▶ _What to produce_
The full listing is to be written out again, unchanged.
******
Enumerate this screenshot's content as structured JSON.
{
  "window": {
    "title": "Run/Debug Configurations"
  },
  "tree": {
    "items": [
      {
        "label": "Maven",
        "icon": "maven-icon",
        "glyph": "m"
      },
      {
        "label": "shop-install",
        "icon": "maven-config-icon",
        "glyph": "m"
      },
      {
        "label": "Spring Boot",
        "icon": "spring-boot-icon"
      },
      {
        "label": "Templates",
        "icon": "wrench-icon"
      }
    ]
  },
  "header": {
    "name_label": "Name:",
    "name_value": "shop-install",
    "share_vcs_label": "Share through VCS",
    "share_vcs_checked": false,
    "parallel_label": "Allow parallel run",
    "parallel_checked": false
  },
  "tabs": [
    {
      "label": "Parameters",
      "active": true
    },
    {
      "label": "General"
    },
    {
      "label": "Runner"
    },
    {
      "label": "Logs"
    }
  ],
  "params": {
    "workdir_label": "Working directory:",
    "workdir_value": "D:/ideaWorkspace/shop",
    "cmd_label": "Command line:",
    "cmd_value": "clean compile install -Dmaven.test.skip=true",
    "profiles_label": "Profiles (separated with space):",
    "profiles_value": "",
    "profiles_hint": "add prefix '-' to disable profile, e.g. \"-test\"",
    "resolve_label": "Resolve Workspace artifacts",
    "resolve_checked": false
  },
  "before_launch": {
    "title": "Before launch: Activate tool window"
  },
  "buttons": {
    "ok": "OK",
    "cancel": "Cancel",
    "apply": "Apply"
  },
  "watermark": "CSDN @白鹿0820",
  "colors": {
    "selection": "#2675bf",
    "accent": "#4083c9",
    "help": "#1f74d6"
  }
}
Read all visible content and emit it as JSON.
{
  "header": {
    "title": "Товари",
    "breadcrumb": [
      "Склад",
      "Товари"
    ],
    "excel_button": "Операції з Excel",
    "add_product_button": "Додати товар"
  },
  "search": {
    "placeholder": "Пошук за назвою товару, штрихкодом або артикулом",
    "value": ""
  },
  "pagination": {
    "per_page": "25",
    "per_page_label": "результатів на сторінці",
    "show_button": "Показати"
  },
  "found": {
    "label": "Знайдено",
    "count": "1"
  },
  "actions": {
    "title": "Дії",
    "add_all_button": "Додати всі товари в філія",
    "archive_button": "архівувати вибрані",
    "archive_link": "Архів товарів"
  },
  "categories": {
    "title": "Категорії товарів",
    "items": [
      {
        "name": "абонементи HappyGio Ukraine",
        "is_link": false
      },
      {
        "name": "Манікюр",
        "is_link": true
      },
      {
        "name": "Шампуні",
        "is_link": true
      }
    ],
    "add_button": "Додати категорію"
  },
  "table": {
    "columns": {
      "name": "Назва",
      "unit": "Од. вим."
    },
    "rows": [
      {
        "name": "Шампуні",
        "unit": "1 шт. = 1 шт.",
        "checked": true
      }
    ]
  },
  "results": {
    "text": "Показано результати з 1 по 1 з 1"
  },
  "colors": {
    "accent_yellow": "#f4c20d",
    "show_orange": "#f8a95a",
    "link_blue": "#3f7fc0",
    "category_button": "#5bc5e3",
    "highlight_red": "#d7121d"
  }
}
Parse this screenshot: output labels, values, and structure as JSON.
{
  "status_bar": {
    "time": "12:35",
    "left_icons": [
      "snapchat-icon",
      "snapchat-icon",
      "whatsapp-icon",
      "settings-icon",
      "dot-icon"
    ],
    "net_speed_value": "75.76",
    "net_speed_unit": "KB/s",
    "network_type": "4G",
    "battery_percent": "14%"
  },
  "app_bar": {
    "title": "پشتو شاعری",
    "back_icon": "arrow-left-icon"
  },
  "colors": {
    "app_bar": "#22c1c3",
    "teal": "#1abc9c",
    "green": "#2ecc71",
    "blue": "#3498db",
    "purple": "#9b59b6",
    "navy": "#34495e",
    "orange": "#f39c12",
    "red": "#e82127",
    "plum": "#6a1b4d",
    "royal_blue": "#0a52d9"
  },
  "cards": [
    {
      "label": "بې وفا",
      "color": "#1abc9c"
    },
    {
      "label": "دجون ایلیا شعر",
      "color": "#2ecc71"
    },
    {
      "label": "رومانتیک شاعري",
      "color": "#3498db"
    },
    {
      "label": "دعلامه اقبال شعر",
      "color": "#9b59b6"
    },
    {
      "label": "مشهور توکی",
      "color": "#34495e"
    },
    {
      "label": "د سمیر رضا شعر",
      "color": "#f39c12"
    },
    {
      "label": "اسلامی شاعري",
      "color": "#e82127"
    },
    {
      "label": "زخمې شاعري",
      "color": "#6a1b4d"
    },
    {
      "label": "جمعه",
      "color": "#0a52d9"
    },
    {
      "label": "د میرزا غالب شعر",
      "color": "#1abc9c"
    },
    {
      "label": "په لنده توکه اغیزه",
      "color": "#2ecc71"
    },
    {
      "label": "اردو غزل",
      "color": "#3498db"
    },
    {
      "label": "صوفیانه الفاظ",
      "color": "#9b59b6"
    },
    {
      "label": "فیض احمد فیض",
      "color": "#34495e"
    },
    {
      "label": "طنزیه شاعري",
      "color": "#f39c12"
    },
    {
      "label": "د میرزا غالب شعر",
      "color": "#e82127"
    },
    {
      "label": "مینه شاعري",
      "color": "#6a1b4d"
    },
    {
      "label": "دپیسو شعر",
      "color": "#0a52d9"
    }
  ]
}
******
▶ _Answer to the exercise_
Enumerate this screenshot's content as structured JSON.
{
  "window": {
    "title": "Run/Debug Configurations"
  },
  "tree": {
    "items": [
      {
        "label": "Maven",
        "icon": "maven-icon",
        "glyph": "m"
      },
      {
        "label": "shop-install",
        "icon": "maven-config-icon",
        "glyph": "m"
      },
      {
        "label": "Spring Boot",
        "icon": "spring-boot-icon"
      },
      {
        "label": "Templates",
        "icon": "wrench-icon"
      }
    ]
  },
  "header": {
    "name_label": "Name:",
    "name_value": "shop-install",
    "share_vcs_label": "Share through VCS",
    "share_vcs_checked": false,
    "parallel_label": "Allow parallel run",
    "parallel_checked": false
  },
  "tabs": [
    {
      "label": "Parameters",
      "active": true
    },
    {
      "label": "General"
    },
    {
      "label": "Runner"
    },
    {
      "label": "Logs"
    }
  ],
  "params": {
    "workdir_label": "Working directory:",
    "workdir_value": "D:/ideaWorkspace/shop",
    "cmd_label": "Command line:",
    "cmd_value": "clean compile install -Dmaven.test.skip=true",
    "profiles_label": "Profiles (separated with space):",
    "profiles_value": "",
    "profiles_hint": "add prefix '-' to disable profile, e.g. \"-test\"",
    "resolve_label": "Resolve Workspace artifacts",
    "resolve_checked": false
  },
  "before_launch": {
    "title": "Before launch: Activate tool window"
  },
  "buttons": {
    "ok": "OK",
    "cancel": "Cancel",
    "apply": "Apply"
  },
  "watermark": "CSDN @白鹿0820",
  "colors": {
    "selection": "#2675bf",
    "accent": "#4083c9",
    "help": "#1f74d6"
  }
}
Read all visible content and emit it as JSON.
{
  "header": {
    "title": "Товари",
    "breadcrumb": [
      "Склад",
      "Товари"
    ],
    "excel_button": "Операції з Excel",
    "add_product_button": "Додати товар"
  },
  "search": {
    "placeholder": "Пошук за назвою товару, штрихкодом або артикулом",
    "value": ""
  },
  "pagination": {
    "per_page": "25",
    "per_page_label": "результатів на сторінці",
    "show_button": "Показати"
  },
  "found": {
    "label": "Знайдено",
    "count": "1"
  },
  "actions": {
    "title": "Дії",
    "add_all_button": "Додати всі товари в філія",
    "archive_button": "архівувати вибрані",
    "archive_link": "Архів товарів"
  },
  "categories": {
    "title": "Категорії товарів",
    "items": [
      {
        "name": "абонементи HappyGio Ukraine",
        "is_link": false
      },
      {
        "name": "Манікюр",
        "is_link": true
      },
      {
        "name": "Шампуні",
        "is_link": true
      }
    ],
    "add_button": "Додати категорію"
  },
  "table": {
    "columns": {
      "name": "Назва",
      "unit": "Од. вим."
    },
    "rows": [
      {
        "name": "Шампуні",
        "unit": "1 шт. = 1 шт.",
        "checked": true
      }
    ]
  },
  "results": {
    "text": "Показано результати з 1 по 1 з 1"
  },
  "colors": {
    "accent_yellow": "#f4c20d",
    "show_orange": "#f8a95a",
    "link_blue": "#3f7fc0",
    "category_button": "#5bc5e3",
    "highlight_red": "#d7121d"
  }
}
Parse this screenshot: output labels, values, and structure as JSON.
{
  "status_bar": {
    "time": "12:35",
    "left_icons": [
      "snapchat-icon",
      "snapchat-icon",
      "whatsapp-icon",
      "settings-icon",
      "dot-icon"
    ],
    "net_speed_value": "75.76",
    "net_speed_unit": "KB/s",
    "network_type": "4G",
    "battery_percent": "14%"
  },
  "app_bar": {
    "title": "پشتو شاعری",
    "back_icon": "arrow-left-icon"
  },
  "colors": {
    "app_bar": "#22c1c3",
    "teal": "#1abc9c",
    "green": "#2ecc71",
    "blue": "#3498db",
    "purple": "#9b59b6",
    "navy": "#34495e",
    "orange": "#f39c12",
    "red": "#e82127",
    "plum": "#6a1b4d",
    "royal_blue": "#0a52d9"
  },
  "cards": [
    {
      "label": "بې وفا",
      "color": "#1abc9c"
    },
    {
      "label": "دجون ایلیا شعر",
      "color": "#2ecc71"
    },
    {
      "label": "رومانتیک شاعري",
      "color": "#3498db"
    },
    {
      "label": "دعلامه اقبال شعر",
      "color": "#9b59b6"
    },
    {
      "label": "مشهور توکی",
      "color": "#34495e"
    },
    {
      "label": "د سمیر رضا شعر",
      "color": "#f39c12"
    },
    {
      "label": "اسلامی شاعري",
      "color": "#e82127"
    },
    {
      "label": "زخمې شاعري",
      "color": "#6a1b4d"
    },
    {
      "label": "جمعه",
      "color": "#0a52d9"
    },
    {
      "label": "د میرزا غالب شعر",
      "color": "#1abc9c"
    },
    {
      "label": "په لنده توکه اغیزه",
      "color": "#2ecc71"
    },
    {
      "label": "اردو غزل",
      "color": "#3498db"
    },
    {
      "label": "صوفیانه الفاظ",
      "color": "#9b59b6"
    },
    {
      "label": "فیض احمد فیض",
      "color": "#34495e"
    },
    {
      "label": "طنزیه شاعري",
      "color": "#f39c12"
    },
    {
      "label": "د میرزا غالب شعر",
      "color": "#e82127"
    },
    {
      "label": "مینه شاعري",
      "color": "#6a1b4d"
    },
    {
      "label": "دپیسو شعر",
      "color": "#0a52d9"
    }
  ]
}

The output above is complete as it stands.